• ENTRIES SHOWN:
◇ ◇ ◇
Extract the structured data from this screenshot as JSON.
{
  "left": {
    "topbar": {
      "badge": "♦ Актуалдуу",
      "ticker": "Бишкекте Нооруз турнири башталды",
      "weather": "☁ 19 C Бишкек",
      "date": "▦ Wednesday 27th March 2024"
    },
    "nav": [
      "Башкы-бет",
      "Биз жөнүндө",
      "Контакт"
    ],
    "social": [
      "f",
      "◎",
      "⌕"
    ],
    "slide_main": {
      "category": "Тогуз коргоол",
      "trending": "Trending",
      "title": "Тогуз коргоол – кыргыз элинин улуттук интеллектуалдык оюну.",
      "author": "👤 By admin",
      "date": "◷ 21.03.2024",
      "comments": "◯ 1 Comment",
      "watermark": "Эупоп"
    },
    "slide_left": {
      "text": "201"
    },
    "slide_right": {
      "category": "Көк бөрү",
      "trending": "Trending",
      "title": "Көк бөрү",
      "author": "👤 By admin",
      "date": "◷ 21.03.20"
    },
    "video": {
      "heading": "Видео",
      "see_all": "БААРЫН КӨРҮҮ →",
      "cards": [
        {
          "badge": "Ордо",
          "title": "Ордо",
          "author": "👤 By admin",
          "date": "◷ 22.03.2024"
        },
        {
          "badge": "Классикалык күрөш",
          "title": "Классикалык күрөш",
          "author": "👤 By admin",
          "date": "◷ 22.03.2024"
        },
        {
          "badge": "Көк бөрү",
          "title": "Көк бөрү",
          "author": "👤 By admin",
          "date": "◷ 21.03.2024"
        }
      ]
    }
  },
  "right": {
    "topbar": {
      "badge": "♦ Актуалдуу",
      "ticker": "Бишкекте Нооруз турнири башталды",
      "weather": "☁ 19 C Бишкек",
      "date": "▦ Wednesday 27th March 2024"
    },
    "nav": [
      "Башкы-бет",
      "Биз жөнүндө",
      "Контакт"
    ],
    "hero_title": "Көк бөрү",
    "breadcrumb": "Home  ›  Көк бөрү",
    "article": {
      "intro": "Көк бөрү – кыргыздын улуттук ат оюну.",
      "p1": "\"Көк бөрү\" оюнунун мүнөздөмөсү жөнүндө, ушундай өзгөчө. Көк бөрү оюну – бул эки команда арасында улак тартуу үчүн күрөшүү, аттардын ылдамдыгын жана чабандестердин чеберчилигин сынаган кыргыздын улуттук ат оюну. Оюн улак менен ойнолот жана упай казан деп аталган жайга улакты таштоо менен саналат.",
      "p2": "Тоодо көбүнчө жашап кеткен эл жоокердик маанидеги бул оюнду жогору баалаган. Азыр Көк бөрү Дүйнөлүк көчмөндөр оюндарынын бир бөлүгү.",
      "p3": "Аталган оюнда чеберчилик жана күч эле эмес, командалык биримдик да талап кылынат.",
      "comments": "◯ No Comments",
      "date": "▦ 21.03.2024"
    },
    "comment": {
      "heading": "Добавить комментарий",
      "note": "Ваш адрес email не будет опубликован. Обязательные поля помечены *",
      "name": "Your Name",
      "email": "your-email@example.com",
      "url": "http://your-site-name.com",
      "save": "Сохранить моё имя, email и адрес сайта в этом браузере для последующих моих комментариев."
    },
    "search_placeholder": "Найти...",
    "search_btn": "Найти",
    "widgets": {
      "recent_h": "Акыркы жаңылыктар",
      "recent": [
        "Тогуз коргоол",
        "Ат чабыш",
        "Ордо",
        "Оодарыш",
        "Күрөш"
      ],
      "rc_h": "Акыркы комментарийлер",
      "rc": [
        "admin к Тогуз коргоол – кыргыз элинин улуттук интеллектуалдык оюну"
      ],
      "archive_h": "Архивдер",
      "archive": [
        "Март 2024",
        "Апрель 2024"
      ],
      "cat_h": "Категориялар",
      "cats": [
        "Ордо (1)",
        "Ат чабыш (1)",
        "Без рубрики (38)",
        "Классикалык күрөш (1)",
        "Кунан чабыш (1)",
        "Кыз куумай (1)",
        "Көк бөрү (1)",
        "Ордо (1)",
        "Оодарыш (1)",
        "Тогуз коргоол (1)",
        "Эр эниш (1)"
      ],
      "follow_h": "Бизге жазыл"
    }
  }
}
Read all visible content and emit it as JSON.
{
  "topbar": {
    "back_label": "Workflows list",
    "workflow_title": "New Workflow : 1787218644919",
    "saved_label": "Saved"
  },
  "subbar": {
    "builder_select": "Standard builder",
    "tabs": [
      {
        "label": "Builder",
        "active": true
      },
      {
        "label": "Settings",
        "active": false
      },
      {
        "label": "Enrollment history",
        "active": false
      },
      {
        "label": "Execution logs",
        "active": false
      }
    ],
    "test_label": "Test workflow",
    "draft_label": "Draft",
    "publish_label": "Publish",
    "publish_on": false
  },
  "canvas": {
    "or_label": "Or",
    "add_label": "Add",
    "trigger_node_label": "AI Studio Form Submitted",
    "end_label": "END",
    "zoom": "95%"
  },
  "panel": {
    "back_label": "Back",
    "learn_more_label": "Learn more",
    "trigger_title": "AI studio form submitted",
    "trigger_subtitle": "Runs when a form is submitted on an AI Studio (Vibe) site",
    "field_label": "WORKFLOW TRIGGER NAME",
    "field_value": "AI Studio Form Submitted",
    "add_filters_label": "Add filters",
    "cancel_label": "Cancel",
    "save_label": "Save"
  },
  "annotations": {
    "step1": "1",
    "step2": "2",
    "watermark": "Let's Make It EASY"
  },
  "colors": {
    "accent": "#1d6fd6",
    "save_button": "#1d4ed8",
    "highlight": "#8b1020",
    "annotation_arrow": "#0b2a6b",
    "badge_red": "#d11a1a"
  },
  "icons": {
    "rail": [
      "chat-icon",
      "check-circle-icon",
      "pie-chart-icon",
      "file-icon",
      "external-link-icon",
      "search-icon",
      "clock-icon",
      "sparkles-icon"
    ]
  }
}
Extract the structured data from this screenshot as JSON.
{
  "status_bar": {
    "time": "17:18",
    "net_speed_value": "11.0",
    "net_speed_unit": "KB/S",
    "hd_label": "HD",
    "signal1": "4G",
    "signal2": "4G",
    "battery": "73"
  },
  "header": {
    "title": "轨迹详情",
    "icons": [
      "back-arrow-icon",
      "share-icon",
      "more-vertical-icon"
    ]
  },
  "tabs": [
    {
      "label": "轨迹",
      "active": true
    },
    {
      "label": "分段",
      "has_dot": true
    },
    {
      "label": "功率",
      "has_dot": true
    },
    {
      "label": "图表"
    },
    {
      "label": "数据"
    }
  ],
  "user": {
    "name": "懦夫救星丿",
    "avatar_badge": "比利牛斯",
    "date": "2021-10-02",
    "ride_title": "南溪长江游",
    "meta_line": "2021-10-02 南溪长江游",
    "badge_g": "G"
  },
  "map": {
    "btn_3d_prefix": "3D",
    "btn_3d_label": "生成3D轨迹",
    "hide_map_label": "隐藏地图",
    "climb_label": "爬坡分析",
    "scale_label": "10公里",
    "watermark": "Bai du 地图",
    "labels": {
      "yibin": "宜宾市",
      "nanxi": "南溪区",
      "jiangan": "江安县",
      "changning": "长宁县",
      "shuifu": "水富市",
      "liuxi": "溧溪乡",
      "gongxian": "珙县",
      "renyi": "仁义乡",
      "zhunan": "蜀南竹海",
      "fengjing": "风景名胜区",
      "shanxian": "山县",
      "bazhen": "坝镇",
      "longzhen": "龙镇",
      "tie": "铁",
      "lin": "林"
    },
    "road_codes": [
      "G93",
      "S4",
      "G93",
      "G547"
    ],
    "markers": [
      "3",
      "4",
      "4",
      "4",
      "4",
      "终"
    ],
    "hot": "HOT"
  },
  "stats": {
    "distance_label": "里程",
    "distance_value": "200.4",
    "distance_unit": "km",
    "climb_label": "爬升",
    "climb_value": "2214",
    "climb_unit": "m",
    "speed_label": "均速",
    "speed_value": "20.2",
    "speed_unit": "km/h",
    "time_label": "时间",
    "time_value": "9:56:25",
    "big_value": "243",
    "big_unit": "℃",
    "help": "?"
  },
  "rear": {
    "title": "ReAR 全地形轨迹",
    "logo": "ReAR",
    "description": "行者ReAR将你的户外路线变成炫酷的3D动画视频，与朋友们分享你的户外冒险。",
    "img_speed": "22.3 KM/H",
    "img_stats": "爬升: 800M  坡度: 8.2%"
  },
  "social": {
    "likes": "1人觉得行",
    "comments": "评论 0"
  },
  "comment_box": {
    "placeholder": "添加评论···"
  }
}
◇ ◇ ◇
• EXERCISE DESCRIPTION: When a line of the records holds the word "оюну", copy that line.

• OUTPUT FOR THIS EXERCISE:
      "title": "Тогуз коргоол – кыргыз элинин улуттук интеллектуалдык оюну.",
      "intro": "Көк бөрү – кыргыздын улуттук ат оюну.",
      "p1": "\"Көк бөрү\" оюнунун мүнөздөмөсү жөнүндө, ушундай өзгөчө. Көк бөрү оюну – бул эки команда арасында улак тартуу үчүн күрөшүү, аттардын ылдамдыгын жана чабандестердин чеберчилигин сынаган кыргыздын улуттук ат оюну. Оюн улак менен ойнолот жана упай казан деп аталган жайга улакты таштоо менен саналат.",
        "admin к Тогуз коргоол – кыргыз элинин улуттук интеллектуалдык оюну"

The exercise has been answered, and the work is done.